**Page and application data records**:
· · · · ·
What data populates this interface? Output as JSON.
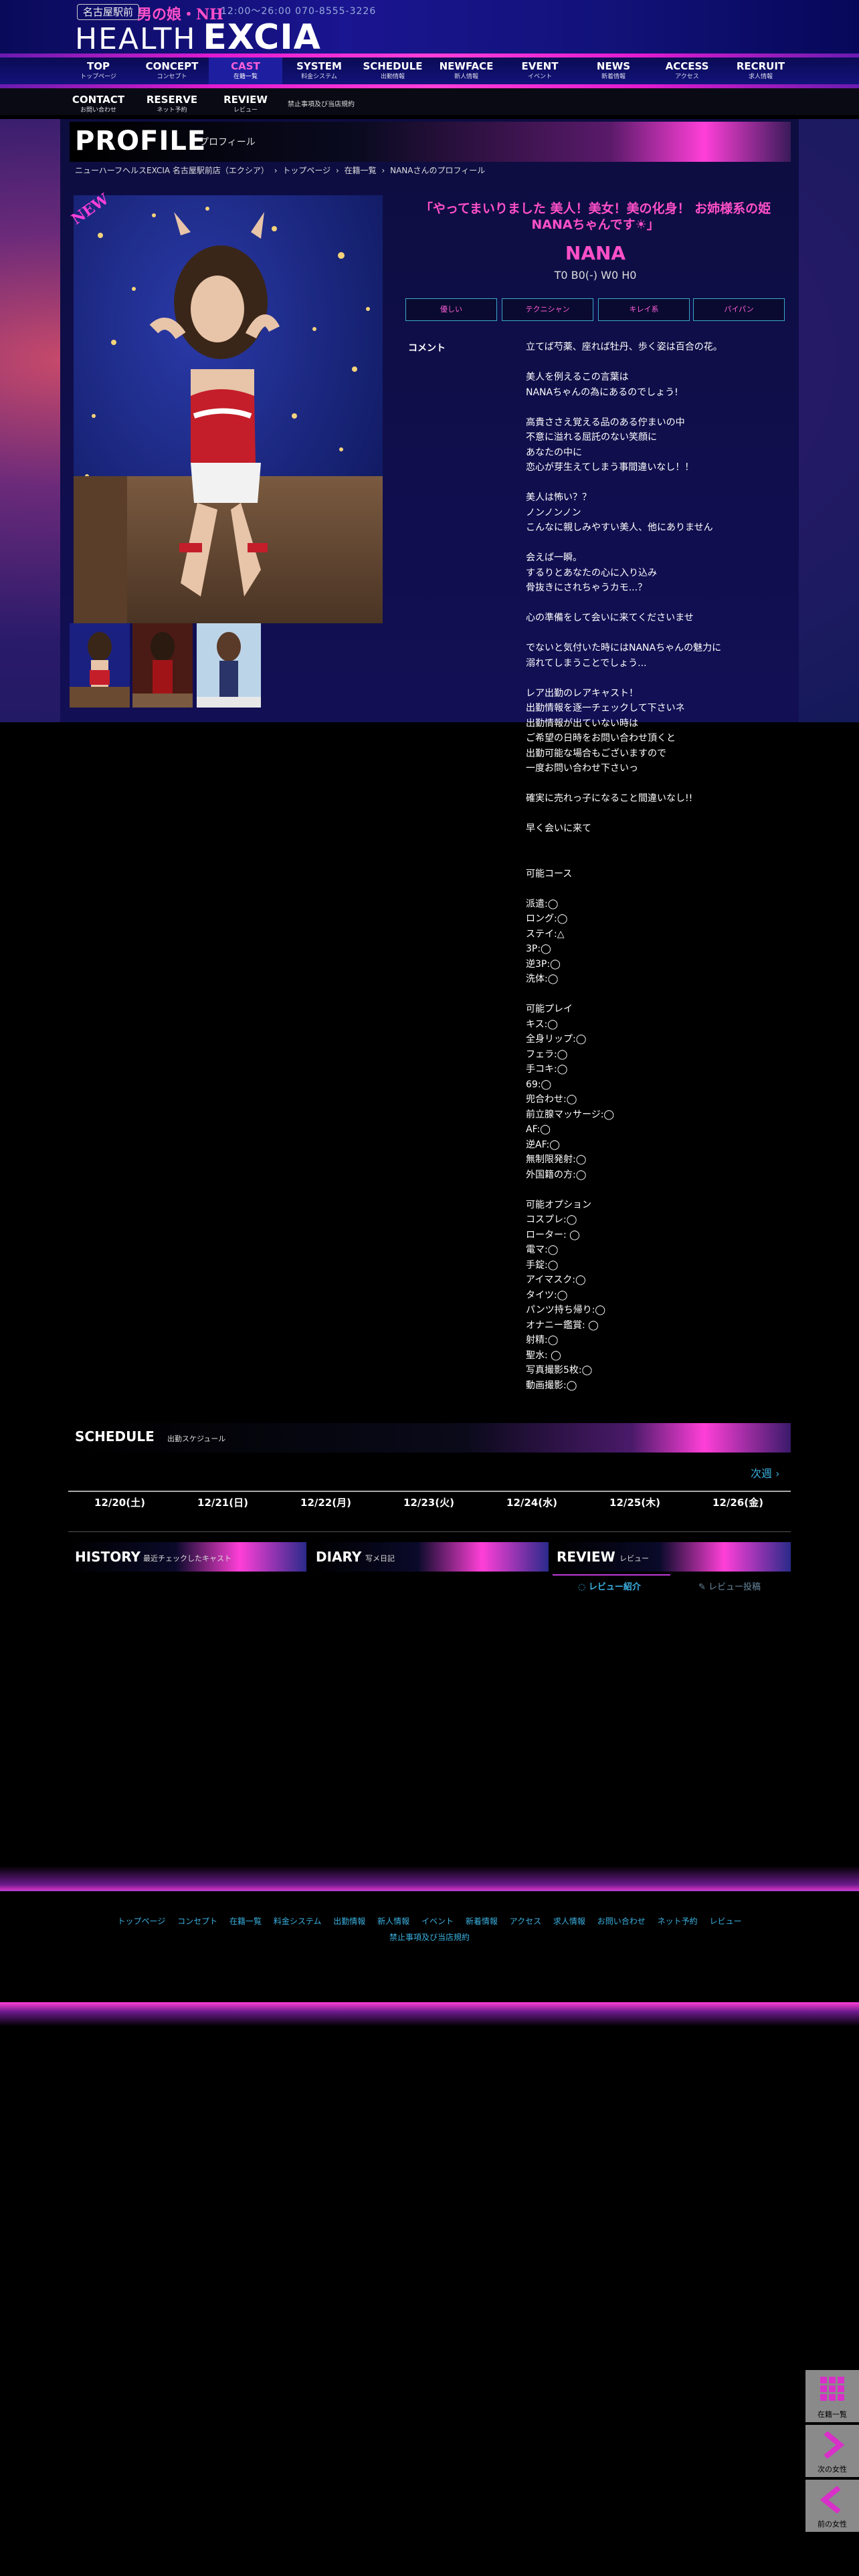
{
  "header": {
    "area_tag": "名古屋駅前",
    "subtitle": "男の娘・NH",
    "hours_tel": "12:00～26:00 070-8555-3226",
    "logo_prefix": "HEALTH",
    "logo_brand": "EXCIA"
  },
  "nav": [
    {
      "en": "TOP",
      "jp": "トップページ"
    },
    {
      "en": "CONCEPT",
      "jp": "コンセプト"
    },
    {
      "en": "CAST",
      "jp": "在籍一覧"
    },
    {
      "en": "SYSTEM",
      "jp": "料金システム"
    },
    {
      "en": "SCHEDULE",
      "jp": "出勤情報"
    },
    {
      "en": "NEWFACE",
      "jp": "新人情報"
    },
    {
      "en": "EVENT",
      "jp": "イベント"
    },
    {
      "en": "NEWS",
      "jp": "新着情報"
    },
    {
      "en": "ACCESS",
      "jp": "アクセス"
    },
    {
      "en": "RECRUIT",
      "jp": "求人情報"
    }
  ],
  "nav2": [
    {
      "en": "CONTACT",
      "jp": "お問い合わせ"
    },
    {
      "en": "RESERVE",
      "jp": "ネット予約"
    },
    {
      "en": "REVIEW",
      "jp": "レビュー"
    }
  ],
  "nav2_rules": "禁止事項及び当店規約",
  "profile": {
    "title": "PROFILE",
    "title_jp": "プロフィール",
    "breadcrumb": [
      "ニューハーフヘルスEXCIA 名古屋駅前店（エクシア）",
      "›",
      "トップページ",
      "›",
      "在籍一覧",
      "›",
      "NANAさんのプロフィール"
    ],
    "new_badge": "NEW",
    "catch": "「やってまいりました 美人！美女！美の化身！ お姉様系の姫 NANAちゃんです☀」",
    "name": "NANA",
    "size": "T0 B0(-) W0 H0",
    "tags": [
      "優しい",
      "テクニシャン",
      "キレイ系",
      "パイパン"
    ],
    "comment_label": "コメント",
    "comment_lines": [
      "立てば芍薬、座れば牡丹、歩く姿は百合の花。",
      "",
      "美人を例えるこの言葉は",
      "NANAちゃんの為にあるのでしょう!",
      "",
      "高貴ささえ覚える品のある佇まいの中",
      "不意に溢れる屈託のない笑顔に",
      "あなたの中に",
      "恋心が芽生えてしまう事間違いなし！！",
      "",
      "美人は怖い？？",
      "ノンノンノン",
      "こんなに親しみやすい美人、他にありません",
      "",
      "会えば一瞬。",
      "するりとあなたの心に入り込み",
      "骨抜きにされちゃうカモ...？",
      "",
      "心の準備をして会いに来てくださいませ",
      "",
      "でないと気付いた時にはNANAちゃんの魅力に",
      "溺れてしまうことでしょう...",
      "",
      "レア出勤のレアキャスト！",
      "出勤情報を逐一チェックして下さいネ",
      "出勤情報が出ていない時は",
      "ご希望の日時をお問い合わせ頂くと",
      "出勤可能な場合もございますので",
      "一度お問い合わせ下さいっ",
      "",
      "確実に売れっ子になること間違いなし!!",
      "",
      "早く会いに来て",
      "",
      "",
      "可能コース",
      "",
      "派遣:◯",
      "ロング:◯",
      "ステイ:△",
      "3P:◯",
      "逆3P:◯",
      "洗体:◯",
      "",
      "可能プレイ",
      "キス:◯",
      "全身リップ:◯",
      "フェラ:◯",
      "手コキ:◯",
      "69:◯",
      "兜合わせ:◯",
      "前立腺マッサージ:◯",
      "AF:◯",
      "逆AF:◯",
      "無制限発射:◯",
      "外国籍の方:◯",
      "",
      "可能オプション",
      "コスプレ:◯",
      "ローター: ◯",
      "電マ:◯",
      "手錠:◯",
      "アイマスク:◯",
      "タイツ:◯",
      "パンツ持ち帰り:◯",
      "オナニー鑑賞: ◯",
      "射精:◯",
      "聖水: ◯",
      "写真撮影5枚:◯",
      "動画撮影:◯"
    ]
  },
  "schedule": {
    "title": "SCHEDULE",
    "title_jp": "出勤スケジュール",
    "next_label": "次週",
    "days": [
      "12/20(土)",
      "12/21(日)",
      "12/22(月)",
      "12/23(火)",
      "12/24(水)",
      "12/25(木)",
      "12/26(金)"
    ]
  },
  "history": {
    "title": "HISTORY",
    "title_jp": "最近チェックしたキャスト"
  },
  "diary": {
    "title": "DIARY",
    "title_jp": "写メ日記"
  },
  "review": {
    "title": "REVIEW",
    "title_jp": "レビュー",
    "tab_intro": "レビュー紹介",
    "tab_post": "レビュー投稿"
  },
  "footer": {
    "links": [
      "トップページ",
      "コンセプト",
      "在籍一覧",
      "料金システム",
      "出勤情報",
      "新人情報",
      "イベント",
      "新着情報",
      "アクセス",
      "求人情報",
      "お問い合わせ",
      "ネット予約",
      "レビュー"
    ],
    "rules": "禁止事項及び当店規約"
  },
  "side": {
    "list": "在籍一覧",
    "next": "次の女性",
    "prev": "前の女性"
  },
  "colors": {
    "accent": "#ff4fc8",
    "link": "#3ab0e0",
    "nav_bg": "#0b0b55"
  }
}
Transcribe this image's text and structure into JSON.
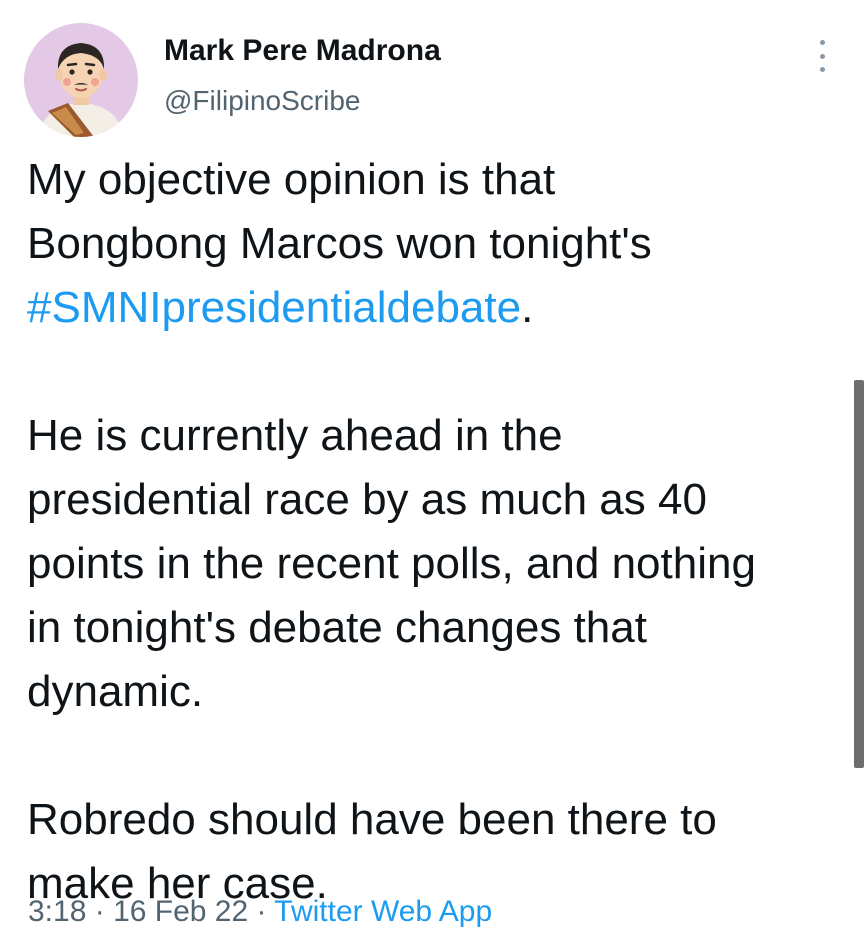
{
  "user": {
    "display_name": "Mark Pere Madrona",
    "handle": "@FilipinoScribe"
  },
  "tweet": {
    "line1": "My objective opinion is that",
    "line2": "Bongbong Marcos won tonight's",
    "hashtag": "#SMNIpresidentialdebate",
    "hashtag_tail": ".",
    "paragraph2_line1": "He is currently ahead in the",
    "paragraph2_line2": "presidential race by as much as 40",
    "paragraph2_line3": "points in the recent polls, and nothing",
    "paragraph2_line4": "in tonight's debate changes that",
    "paragraph2_line5": "dynamic.",
    "paragraph3_line1": "Robredo should have been there to",
    "paragraph3_line2": "make her case."
  },
  "meta": {
    "time": "3:18",
    "separator1": " · ",
    "date": "16 Feb 22",
    "separator2": " · ",
    "source": "Twitter Web App"
  },
  "colors": {
    "link": "#1d9bf0",
    "secondary_text": "#536471",
    "avatar_bg": "#e3c9e6"
  },
  "icons": {
    "more": "more-vertical-icon"
  }
}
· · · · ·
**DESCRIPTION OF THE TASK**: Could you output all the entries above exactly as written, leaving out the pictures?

**EXERCISE RESULT**:
What data populates this interface? Output as JSON.
{
  "header": {
    "area_tag": "名古屋駅前",
    "subtitle": "男の娘・NH",
    "hours_tel": "12:00～26:00 070-8555-3226",
    "logo_prefix": "HEALTH",
    "logo_brand": "EXCIA"
  },
  "nav": [
    {
      "en": "TOP",
      "jp": "トップページ"
    },
    {
      "en": "CONCEPT",
      "jp": "コンセプト"
    },
    {
      "en": "CAST",
      "jp": "在籍一覧"
    },
    {
      "en": "SYSTEM",
      "jp": "料金システム"
    },
    {
      "en": "SCHEDULE",
      "jp": "出勤情報"
    },
    {
      "en": "NEWFACE",
      "jp": "新人情報"
    },
    {
      "en": "EVENT",
      "jp": "イベント"
    },
    {
      "en": "NEWS",
      "jp": "新着情報"
    },
    {
      "en": "ACCESS",
      "jp": "アクセス"
    },
    {
      "en": "RECRUIT",
      "jp": "求人情報"
    }
  ],
  "nav2": [
    {
      "en": "CONTACT",
      "jp": "お問い合わせ"
    },
    {
      "en": "RESERVE",
      "jp": "ネット予約"
    },
    {
      "en": "REVIEW",
      "jp": "レビュー"
    }
  ],
  "nav2_rules": "禁止事項及び当店規約",
  "profile": {
    "title": "PROFILE",
    "title_jp": "プロフィール",
    "breadcrumb": [
      "ニューハーフヘルスEXCIA 名古屋駅前店（エクシア）",
      "›",
      "トップページ",
      "›",
      "在籍一覧",
      "›",
      "NANAさんのプロフィール"
    ],
    "new_badge": "NEW",
    "catch": "「やってまいりました 美人！美女！美の化身！ お姉様系の姫 NANAちゃんです☀」",
    "name": "NANA",
    "size": "T0 B0(-) W0 H0",
    "tags": [
      "優しい",
      "テクニシャン",
      "キレイ系",
      "パイパン"
    ],
    "comment_label": "コメント",
    "comment_lines": [
      "立てば芍薬、座れば牡丹、歩く姿は百合の花。",
      "",
      "美人を例えるこの言葉は",
      "NANAちゃんの為にあるのでしょう!",
      "",
      "高貴ささえ覚える品のある佇まいの中",
      "不意に溢れる屈託のない笑顔に",
      "あなたの中に",
      "恋心が芽生えてしまう事間違いなし！！",
      "",
      "美人は怖い？？",
      "ノンノンノン",
      "こんなに親しみやすい美人、他にありません",
      "",
      "会えば一瞬。",
      "するりとあなたの心に入り込み",
      "骨抜きにされちゃうカモ...？",
      "",
      "心の準備をして会いに来てくださいませ",
      "",
      "でないと気付いた時にはNANAちゃんの魅力に",
      "溺れてしまうことでしょう...",
      "",
      "レア出勤のレアキャスト！",
      "出勤情報を逐一チェックして下さいネ",
      "出勤情報が出ていない時は",
      "ご希望の日時をお問い合わせ頂くと",
      "出勤可能な場合もございますので",
      "一度お問い合わせ下さいっ",
      "",
      "確実に売れっ子になること間違いなし!!",
      "",
      "早く会いに来て",
      "",
      "",
      "可能コース",
      "",
      "派遣:◯",
      "ロング:◯",
      "ステイ:△",
      "3P:◯",
      "逆3P:◯",
      "洗体:◯",
      "",
      "可能プレイ",
      "キス:◯",
      "全身リップ:◯",
      "フェラ:◯",
      "手コキ:◯",
      "69:◯",
      "兜合わせ:◯",
      "前立腺マッサージ:◯",
      "AF:◯",
      "逆AF:◯",
      "無制限発射:◯",
      "外国籍の方:◯",
      "",
      "可能オプション",
      "コスプレ:◯",
      "ローター: ◯",
      "電マ:◯",
      "手錠:◯",
      "アイマスク:◯",
      "タイツ:◯",
      "パンツ持ち帰り:◯",
      "オナニー鑑賞: ◯",
      "射精:◯",
      "聖水: ◯",
      "写真撮影5枚:◯",
      "動画撮影:◯"
    ]
  },
  "schedule": {
    "title": "SCHEDULE",
    "title_jp": "出勤スケジュール",
    "next_label": "次週",
    "days": [
      "12/20(土)",
      "12/21(日)",
      "12/22(月)",
      "12/23(火)",
      "12/24(水)",
      "12/25(木)",
      "12/26(金)"
    ]
  },
  "history": {
    "title": "HISTORY",
    "title_jp": "最近チェックしたキャスト"
  },
  "diary": {
    "title": "DIARY",
    "title_jp": "写メ日記"
  },
  "review": {
    "title": "REVIEW",
    "title_jp": "レビュー",
    "tab_intro": "レビュー紹介",
    "tab_post": "レビュー投稿"
  },
  "footer": {
    "links": [
      "トップページ",
      "コンセプト",
      "在籍一覧",
      "料金システム",
      "出勤情報",
      "新人情報",
      "イベント",
      "新着情報",
      "アクセス",
      "求人情報",
      "お問い合わせ",
      "ネット予約",
      "レビュー"
    ],
    "rules": "禁止事項及び当店規約"
  },
  "side": {
    "list": "在籍一覧",
    "next": "次の女性",
    "prev": "前の女性"
  },
  "colors": {
    "accent": "#ff4fc8",
    "link": "#3ab0e0",
    "nav_bg": "#0b0b55"
  }
}
Transcribe this image's text and structure into JSON.
{
  "user": {
    "display_name": "Mark Pere Madrona",
    "handle": "@FilipinoScribe"
  },
  "tweet": {
    "line1": "My objective opinion is that",
    "line2": "Bongbong Marcos won tonight's",
    "hashtag": "#SMNIpresidentialdebate",
    "hashtag_tail": ".",
    "paragraph2_line1": "He is currently ahead in the",
    "paragraph2_line2": "presidential race by as much as 40",
    "paragraph2_line3": "points in the recent polls, and nothing",
    "paragraph2_line4": "in tonight's debate changes that",
    "paragraph2_line5": "dynamic.",
    "paragraph3_line1": "Robredo should have been there to",
    "paragraph3_line2": "make her case."
  },
  "meta": {
    "time": "3:18",
    "separator1": " · ",
    "date": "16 Feb 22",
    "separator2": " · ",
    "source": "Twitter Web App"
  },
  "colors": {
    "link": "#1d9bf0",
    "secondary_text": "#536471",
    "avatar_bg": "#e3c9e6"
  },
  "icons": {
    "more": "more-vertical-icon"
  }
}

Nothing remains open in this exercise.